ENTRIES PROVIDED:
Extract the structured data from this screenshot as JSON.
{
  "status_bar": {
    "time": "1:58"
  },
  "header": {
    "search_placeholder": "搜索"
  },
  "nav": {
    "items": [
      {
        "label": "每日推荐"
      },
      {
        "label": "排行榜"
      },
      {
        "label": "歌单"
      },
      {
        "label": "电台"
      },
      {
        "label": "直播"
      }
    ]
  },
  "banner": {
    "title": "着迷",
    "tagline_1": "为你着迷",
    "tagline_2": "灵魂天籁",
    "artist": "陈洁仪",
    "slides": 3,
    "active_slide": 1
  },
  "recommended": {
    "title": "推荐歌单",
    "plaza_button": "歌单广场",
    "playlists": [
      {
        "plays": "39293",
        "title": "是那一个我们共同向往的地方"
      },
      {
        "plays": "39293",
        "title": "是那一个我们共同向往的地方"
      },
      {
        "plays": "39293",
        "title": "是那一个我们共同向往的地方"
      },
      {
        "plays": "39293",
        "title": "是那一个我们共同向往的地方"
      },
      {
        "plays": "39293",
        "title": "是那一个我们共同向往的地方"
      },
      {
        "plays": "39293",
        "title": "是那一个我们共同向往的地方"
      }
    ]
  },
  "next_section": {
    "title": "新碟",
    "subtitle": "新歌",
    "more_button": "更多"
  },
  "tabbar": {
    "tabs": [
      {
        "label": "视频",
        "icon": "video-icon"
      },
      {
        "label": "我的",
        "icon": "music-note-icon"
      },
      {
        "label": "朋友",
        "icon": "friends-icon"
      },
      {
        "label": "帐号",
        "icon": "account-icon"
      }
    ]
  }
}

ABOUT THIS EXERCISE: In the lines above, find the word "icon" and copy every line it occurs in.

OUTPUT OF THE EXERCISE:
        "icon": "video-icon"
        "icon": "music-note-icon"
        "icon": "friends-icon"
        "icon": "account-icon"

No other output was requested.